Company clears backlog of vehicles in Japan and expects less disruption in the coming year.
Posted on 09 November, 2021
‘Business as usual’ for used-car shipments

A leading figure at a shipping and logistics company is predicting the industry will enjoy a “smoother” 2022 compared to the past two years, with the delivery of used imports back to “business as usual”.

Matt Battle, general manager of Moana Blue, says it has recently managed to clear a backlog of vehicles awaiting delivery from Japan and is now operating deliveries on a next-available-vessel basis.

He explains the recent Covid-19 lockdowns and resultant dip in used-car sales had provided an opportunity to get back to a situation where it can maximise the speed of delivery without delays.

“Shipping from Japan to NZ and ro-ro shipping generally has not been as deeply affected as other shipping services due to the impact of Covid, although they haven’t been immune either,” he told Autofile Online. 

“Global shipping is a complex operation with changing demands and capacities, which can have an impact, but, overall, we expect that the future will be smoother than we have seen in 2020 and 2021. 

“In comparison to other shipping channels the lines servicing the New Zealand used-vehicle market and our main carrier in particular have provided a consistent and regular service throughout this disruption that we are grateful for.”

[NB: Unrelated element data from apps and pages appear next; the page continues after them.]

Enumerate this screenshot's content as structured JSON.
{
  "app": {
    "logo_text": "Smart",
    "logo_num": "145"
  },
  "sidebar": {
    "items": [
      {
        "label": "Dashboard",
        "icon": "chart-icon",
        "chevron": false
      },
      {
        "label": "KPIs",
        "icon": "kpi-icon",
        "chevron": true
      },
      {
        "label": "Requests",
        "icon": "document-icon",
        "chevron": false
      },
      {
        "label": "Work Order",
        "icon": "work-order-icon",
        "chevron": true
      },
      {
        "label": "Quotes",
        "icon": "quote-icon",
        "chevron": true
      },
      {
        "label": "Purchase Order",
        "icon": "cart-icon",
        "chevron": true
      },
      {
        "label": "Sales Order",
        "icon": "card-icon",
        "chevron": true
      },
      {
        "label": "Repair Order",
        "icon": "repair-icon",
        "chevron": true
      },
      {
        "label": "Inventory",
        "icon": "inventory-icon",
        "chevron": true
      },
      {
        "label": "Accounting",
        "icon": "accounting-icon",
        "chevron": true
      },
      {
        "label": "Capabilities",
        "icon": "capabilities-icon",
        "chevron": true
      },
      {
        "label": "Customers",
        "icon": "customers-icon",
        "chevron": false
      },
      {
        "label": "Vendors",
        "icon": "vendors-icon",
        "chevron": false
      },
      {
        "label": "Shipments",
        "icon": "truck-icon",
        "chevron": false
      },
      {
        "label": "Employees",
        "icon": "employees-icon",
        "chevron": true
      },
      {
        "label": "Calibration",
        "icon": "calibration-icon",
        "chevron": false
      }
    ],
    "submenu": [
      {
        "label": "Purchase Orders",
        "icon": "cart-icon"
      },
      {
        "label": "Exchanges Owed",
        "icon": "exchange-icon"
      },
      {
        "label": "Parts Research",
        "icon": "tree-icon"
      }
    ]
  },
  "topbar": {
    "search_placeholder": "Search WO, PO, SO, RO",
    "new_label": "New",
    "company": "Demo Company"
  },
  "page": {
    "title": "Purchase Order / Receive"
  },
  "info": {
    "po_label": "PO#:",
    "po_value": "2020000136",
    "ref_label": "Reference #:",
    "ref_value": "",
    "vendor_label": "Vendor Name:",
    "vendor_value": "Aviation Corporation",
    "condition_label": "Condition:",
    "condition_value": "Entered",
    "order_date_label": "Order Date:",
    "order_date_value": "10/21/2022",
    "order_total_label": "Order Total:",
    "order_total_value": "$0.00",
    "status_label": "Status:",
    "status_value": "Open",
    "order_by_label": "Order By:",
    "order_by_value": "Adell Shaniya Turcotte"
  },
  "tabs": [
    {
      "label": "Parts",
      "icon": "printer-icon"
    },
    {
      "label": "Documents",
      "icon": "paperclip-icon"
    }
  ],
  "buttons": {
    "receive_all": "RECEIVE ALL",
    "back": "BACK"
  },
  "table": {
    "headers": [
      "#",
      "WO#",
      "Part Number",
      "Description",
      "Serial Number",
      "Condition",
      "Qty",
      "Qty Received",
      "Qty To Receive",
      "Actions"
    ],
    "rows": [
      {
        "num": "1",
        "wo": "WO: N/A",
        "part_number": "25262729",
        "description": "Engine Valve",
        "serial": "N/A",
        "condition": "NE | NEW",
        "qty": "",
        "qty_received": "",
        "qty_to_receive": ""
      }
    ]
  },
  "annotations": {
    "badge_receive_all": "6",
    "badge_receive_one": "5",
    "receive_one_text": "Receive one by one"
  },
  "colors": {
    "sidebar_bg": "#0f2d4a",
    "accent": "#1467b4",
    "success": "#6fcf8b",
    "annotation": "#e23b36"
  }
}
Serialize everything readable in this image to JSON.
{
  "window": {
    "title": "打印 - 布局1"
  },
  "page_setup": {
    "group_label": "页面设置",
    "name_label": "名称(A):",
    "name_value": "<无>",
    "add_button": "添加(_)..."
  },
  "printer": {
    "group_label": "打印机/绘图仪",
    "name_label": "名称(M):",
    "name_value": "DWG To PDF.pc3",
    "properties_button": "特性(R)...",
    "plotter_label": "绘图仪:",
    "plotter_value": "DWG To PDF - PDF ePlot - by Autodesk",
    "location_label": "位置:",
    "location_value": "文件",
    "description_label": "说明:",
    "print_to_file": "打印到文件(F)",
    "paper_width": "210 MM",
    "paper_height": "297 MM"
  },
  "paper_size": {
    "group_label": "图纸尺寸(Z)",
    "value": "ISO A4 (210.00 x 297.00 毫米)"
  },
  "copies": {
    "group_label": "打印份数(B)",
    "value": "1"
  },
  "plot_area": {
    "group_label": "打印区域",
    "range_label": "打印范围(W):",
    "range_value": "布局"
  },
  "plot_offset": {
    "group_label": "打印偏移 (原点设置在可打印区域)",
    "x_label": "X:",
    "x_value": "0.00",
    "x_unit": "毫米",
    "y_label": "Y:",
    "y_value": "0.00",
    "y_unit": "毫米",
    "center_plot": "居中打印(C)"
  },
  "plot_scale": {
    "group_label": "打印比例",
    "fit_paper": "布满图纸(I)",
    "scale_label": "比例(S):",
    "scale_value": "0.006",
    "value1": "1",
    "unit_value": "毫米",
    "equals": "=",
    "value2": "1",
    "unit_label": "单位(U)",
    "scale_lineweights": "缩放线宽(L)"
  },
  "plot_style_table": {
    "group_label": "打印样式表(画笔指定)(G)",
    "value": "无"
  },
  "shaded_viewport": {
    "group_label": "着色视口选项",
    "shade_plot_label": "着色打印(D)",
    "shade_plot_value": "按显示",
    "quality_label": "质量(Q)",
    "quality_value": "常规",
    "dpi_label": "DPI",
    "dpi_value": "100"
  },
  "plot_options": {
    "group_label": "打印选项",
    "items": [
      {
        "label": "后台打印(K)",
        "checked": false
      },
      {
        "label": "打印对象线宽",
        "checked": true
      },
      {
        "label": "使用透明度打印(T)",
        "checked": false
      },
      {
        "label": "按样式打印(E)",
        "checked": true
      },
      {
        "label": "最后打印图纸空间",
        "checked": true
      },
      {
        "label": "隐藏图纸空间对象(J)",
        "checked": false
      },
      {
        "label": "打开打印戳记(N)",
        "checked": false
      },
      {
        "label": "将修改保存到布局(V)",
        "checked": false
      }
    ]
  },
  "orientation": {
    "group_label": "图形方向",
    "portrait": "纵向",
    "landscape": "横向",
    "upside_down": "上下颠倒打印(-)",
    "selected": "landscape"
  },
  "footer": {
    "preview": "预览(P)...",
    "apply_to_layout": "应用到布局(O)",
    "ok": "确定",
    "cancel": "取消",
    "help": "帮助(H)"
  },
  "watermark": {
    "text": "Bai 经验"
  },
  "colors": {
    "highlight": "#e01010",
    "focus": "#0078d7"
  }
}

Battle, pictured, explains volumes of used cars had been building in Japan throughout 2021 due to schedule disruptions due to Covid, a change in Ministry for Primary Industries verifications, yard restrictions, occasional space restrictions on vessels and general increase in demand for roll-on, roll-off services as container pricing rocketed. 

He says the reduction in demand for used vehicles due to New Zealand’s lockdowns, has allowed it to maintain a business and volume-as-usual output from Japan. 

This coupled with reducing Covid case numbers in Japan, alongside some internal efficiency improvements, means Moana Blue believes it has “fixed capacity issues for now and future demand requirements”.

“Next-vessel sailing simply increases the speed of delivery between the purchase of cars at auction and them being available for sale in New Zealand,” says Battle. 

“This has a positive impact on cashflow, planning and minimising any longer-term impact changes in exchange rates and auction prices.

“For Moana Blue this is a return to business as usual where we seek to maximise the speed of delivery without delays. 

“Currently the shortage of semi-conductors is having an impact on new-vehicle production which is reducing demand for space on vessels, however the downside of this is that with less new vehicles being registered in Japan the competition for the used vehicles is pushing prices up.”

Battle adds Moana Blue and its customers are also eagerly awaiting the next step in the government’s alert level three restrictions or the introduction of the Covid-19 Protection Framework.

“This will allow some semblance of normality in retail, which will provide a massive boost not only to our industry but the whole economy and general wellbeing of Kiwis. 

“We are well prepared and ready to shift gears when the economy wakes up again.”